_WHAT THE EXERCISE ASKS_
Every record, from first to last, should be retyped word for word.

_TASK DATA_
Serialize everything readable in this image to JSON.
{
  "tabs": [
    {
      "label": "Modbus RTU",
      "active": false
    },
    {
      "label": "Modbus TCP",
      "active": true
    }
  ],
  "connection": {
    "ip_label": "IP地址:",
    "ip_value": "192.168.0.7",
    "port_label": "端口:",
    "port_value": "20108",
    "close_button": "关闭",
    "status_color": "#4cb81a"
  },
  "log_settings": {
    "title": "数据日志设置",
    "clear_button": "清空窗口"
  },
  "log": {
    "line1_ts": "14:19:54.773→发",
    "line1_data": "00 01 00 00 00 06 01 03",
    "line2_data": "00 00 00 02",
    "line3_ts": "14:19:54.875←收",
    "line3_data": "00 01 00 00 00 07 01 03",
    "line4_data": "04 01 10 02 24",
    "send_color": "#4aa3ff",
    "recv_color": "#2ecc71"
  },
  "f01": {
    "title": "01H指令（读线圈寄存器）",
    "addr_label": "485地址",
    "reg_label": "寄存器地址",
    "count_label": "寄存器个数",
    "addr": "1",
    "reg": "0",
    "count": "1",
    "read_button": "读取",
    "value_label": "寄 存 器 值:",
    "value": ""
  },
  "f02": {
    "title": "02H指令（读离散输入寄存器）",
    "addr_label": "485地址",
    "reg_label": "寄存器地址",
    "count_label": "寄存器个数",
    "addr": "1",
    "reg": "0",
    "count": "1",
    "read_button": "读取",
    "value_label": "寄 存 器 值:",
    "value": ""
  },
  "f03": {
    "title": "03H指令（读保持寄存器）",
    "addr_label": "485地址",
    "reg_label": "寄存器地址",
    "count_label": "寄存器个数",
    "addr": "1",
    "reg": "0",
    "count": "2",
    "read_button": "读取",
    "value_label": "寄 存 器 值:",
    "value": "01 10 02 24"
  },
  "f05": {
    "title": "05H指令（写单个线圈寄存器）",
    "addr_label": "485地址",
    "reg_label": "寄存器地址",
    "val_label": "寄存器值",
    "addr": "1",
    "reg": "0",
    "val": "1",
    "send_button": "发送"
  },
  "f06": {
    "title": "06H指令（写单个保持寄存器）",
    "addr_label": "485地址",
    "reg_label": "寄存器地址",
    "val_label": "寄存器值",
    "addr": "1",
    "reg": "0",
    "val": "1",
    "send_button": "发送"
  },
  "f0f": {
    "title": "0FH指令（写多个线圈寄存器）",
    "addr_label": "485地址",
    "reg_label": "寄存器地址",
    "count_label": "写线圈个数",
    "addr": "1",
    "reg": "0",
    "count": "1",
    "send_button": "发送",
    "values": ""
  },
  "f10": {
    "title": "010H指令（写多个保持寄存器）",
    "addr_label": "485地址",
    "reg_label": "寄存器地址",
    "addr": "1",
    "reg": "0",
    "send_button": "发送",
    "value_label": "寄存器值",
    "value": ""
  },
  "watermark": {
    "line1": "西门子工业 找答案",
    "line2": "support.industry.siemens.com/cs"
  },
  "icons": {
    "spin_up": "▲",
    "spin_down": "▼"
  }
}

_ANSWER FOR THE TASK_
Serialize everything readable in this image to JSON.
{
  "tabs": [
    {
      "label": "Modbus RTU",
      "active": false
    },
    {
      "label": "Modbus TCP",
      "active": true
    }
  ],
  "connection": {
    "ip_label": "IP地址:",
    "ip_value": "192.168.0.7",
    "port_label": "端口:",
    "port_value": "20108",
    "close_button": "关闭",
    "status_color": "#4cb81a"
  },
  "log_settings": {
    "title": "数据日志设置",
    "clear_button": "清空窗口"
  },
  "log": {
    "line1_ts": "14:19:54.773→发",
    "line1_data": "00 01 00 00 00 06 01 03",
    "line2_data": "00 00 00 02",
    "line3_ts": "14:19:54.875←收",
    "line3_data": "00 01 00 00 00 07 01 03",
    "line4_data": "04 01 10 02 24",
    "send_color": "#4aa3ff",
    "recv_color": "#2ecc71"
  },
  "f01": {
    "title": "01H指令（读线圈寄存器）",
    "addr_label": "485地址",
    "reg_label": "寄存器地址",
    "count_label": "寄存器个数",
    "addr": "1",
    "reg": "0",
    "count": "1",
    "read_button": "读取",
    "value_label": "寄 存 器 值:",
    "value": ""
  },
  "f02": {
    "title": "02H指令（读离散输入寄存器）",
    "addr_label": "485地址",
    "reg_label": "寄存器地址",
    "count_label": "寄存器个数",
    "addr": "1",
    "reg": "0",
    "count": "1",
    "read_button": "读取",
    "value_label": "寄 存 器 值:",
    "value": ""
  },
  "f03": {
    "title": "03H指令（读保持寄存器）",
    "addr_label": "485地址",
    "reg_label": "寄存器地址",
    "count_label": "寄存器个数",
    "addr": "1",
    "reg": "0",
    "count": "2",
    "read_button": "读取",
    "value_label": "寄 存 器 值:",
    "value": "01 10 02 24"
  },
  "f05": {
    "title": "05H指令（写单个线圈寄存器）",
    "addr_label": "485地址",
    "reg_label": "寄存器地址",
    "val_label": "寄存器值",
    "addr": "1",
    "reg": "0",
    "val": "1",
    "send_button": "发送"
  },
  "f06": {
    "title": "06H指令（写单个保持寄存器）",
    "addr_label": "485地址",
    "reg_label": "寄存器地址",
    "val_label": "寄存器值",
    "addr": "1",
    "reg": "0",
    "val": "1",
    "send_button": "发送"
  },
  "f0f": {
    "title": "0FH指令（写多个线圈寄存器）",
    "addr_label": "485地址",
    "reg_label": "寄存器地址",
    "count_label": "写线圈个数",
    "addr": "1",
    "reg": "0",
    "count": "1",
    "send_button": "发送",
    "values": ""
  },
  "f10": {
    "title": "010H指令（写多个保持寄存器）",
    "addr_label": "485地址",
    "reg_label": "寄存器地址",
    "addr": "1",
    "reg": "0",
    "send_button": "发送",
    "value_label": "寄存器值",
    "value": ""
  },
  "watermark": {
    "line1": "西门子工业 找答案",
    "line2": "support.industry.siemens.com/cs"
  },
  "icons": {
    "spin_up": "▲",
    "spin_down": "▼"
  }
}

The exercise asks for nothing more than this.